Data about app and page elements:
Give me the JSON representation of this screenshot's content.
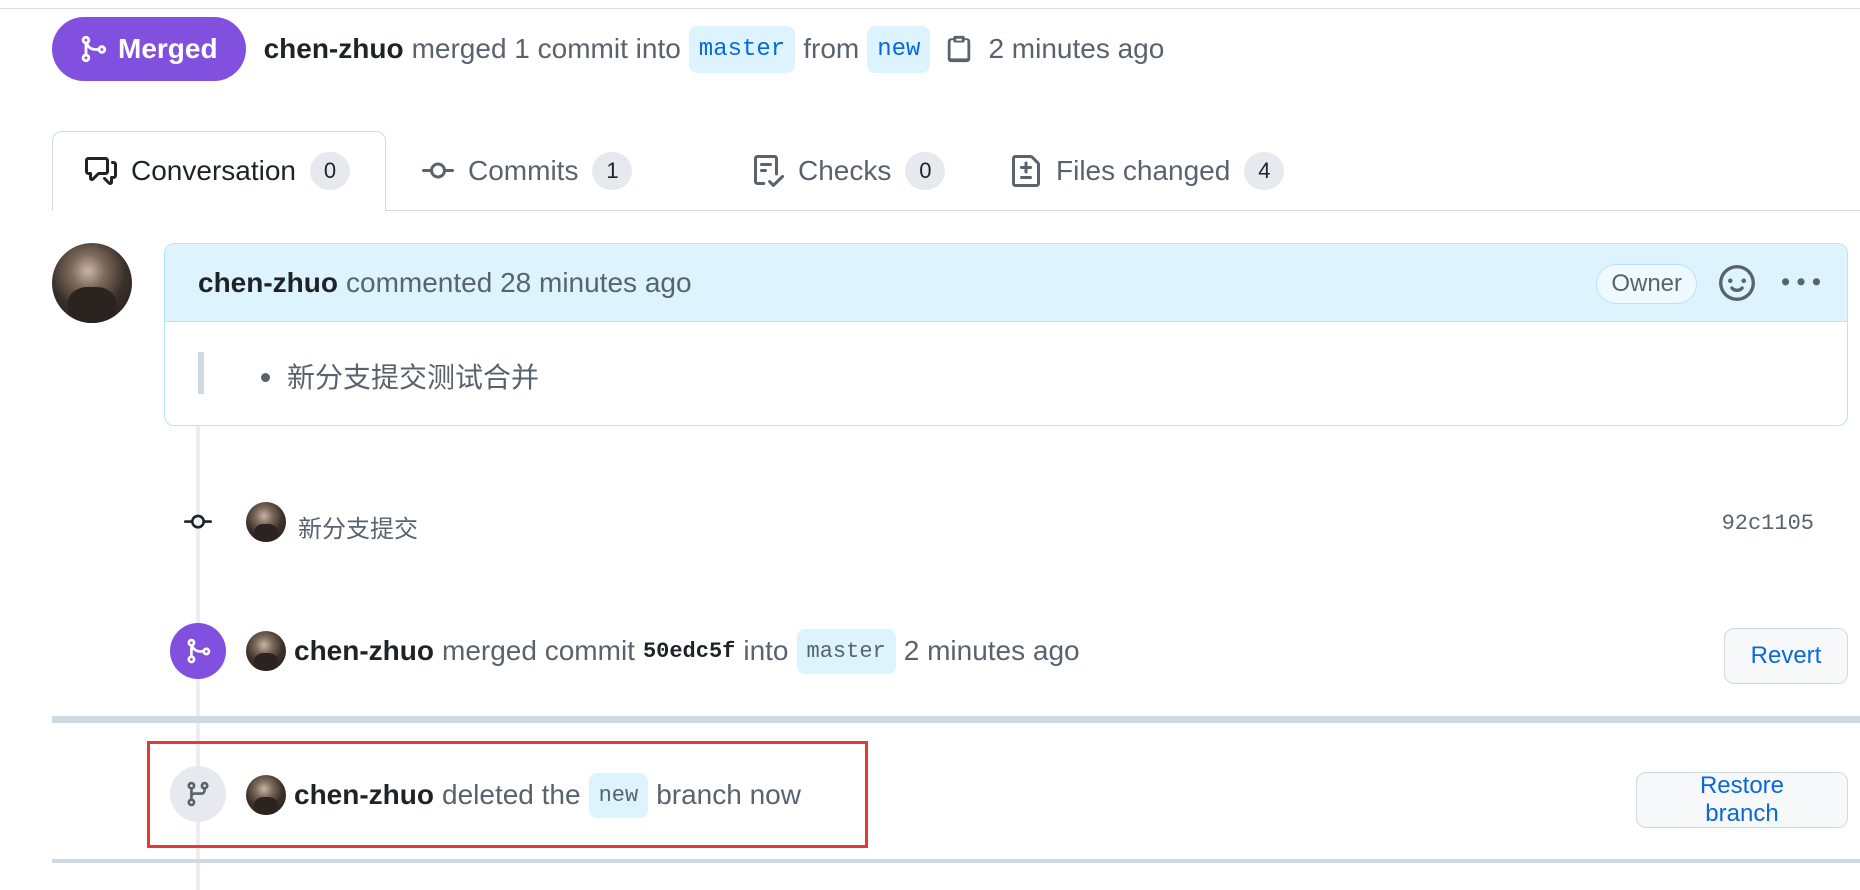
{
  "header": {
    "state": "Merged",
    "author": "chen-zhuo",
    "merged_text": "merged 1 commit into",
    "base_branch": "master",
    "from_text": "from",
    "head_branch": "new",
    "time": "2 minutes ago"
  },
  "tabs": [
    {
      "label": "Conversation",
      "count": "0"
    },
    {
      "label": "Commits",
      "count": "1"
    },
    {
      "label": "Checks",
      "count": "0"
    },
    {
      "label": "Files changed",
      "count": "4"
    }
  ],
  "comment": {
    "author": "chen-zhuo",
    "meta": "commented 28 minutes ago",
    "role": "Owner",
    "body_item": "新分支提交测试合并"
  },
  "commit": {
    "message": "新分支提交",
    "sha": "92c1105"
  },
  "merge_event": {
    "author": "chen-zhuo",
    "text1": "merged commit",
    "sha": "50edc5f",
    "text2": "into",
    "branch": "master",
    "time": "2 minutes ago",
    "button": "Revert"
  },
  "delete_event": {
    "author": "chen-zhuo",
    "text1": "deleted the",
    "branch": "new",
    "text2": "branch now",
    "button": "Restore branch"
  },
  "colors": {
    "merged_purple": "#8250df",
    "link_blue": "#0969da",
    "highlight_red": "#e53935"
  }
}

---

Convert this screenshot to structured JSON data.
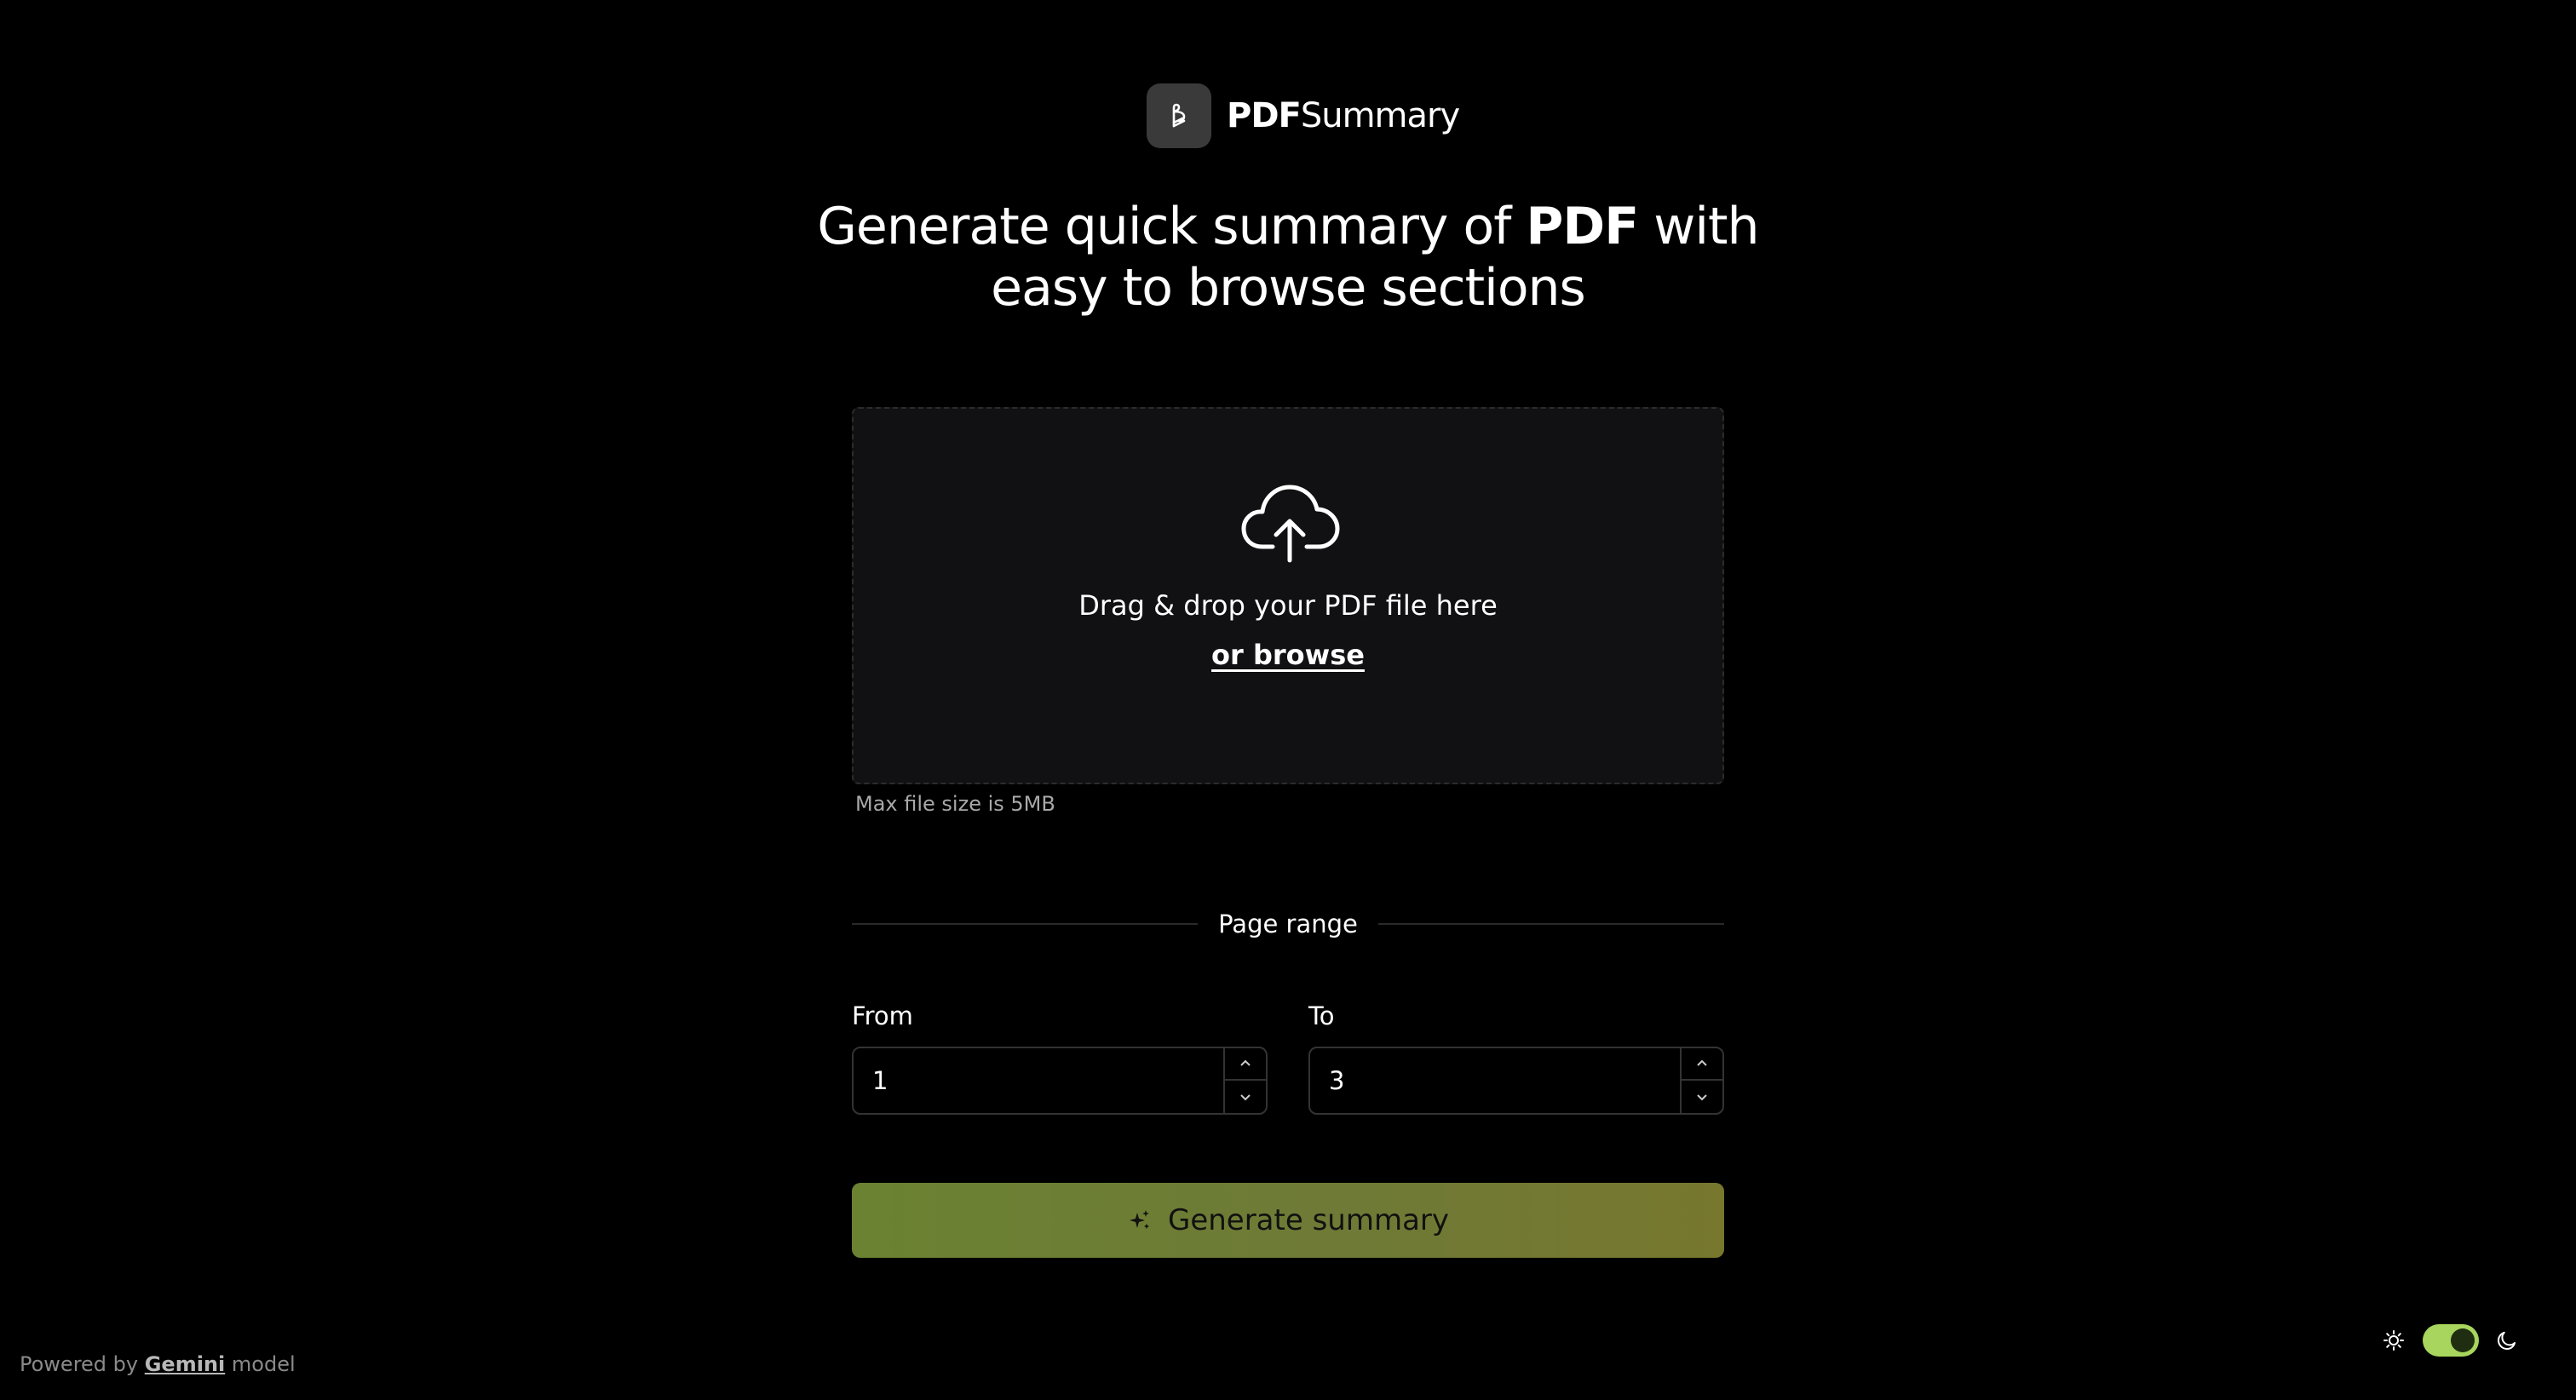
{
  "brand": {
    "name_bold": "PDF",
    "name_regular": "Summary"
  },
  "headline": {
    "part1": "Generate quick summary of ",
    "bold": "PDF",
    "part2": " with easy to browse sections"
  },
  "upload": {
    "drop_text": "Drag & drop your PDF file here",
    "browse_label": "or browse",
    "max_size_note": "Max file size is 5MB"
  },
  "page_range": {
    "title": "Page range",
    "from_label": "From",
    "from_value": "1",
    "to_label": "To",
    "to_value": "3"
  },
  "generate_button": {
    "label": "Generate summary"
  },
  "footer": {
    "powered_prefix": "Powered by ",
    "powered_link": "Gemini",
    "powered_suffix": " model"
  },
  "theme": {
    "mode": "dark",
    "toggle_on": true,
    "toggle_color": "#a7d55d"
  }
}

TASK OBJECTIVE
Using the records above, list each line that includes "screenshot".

REPLY
Give me the JSON representation of this screenshot's content.
Convert this screenshot to structured JSON data.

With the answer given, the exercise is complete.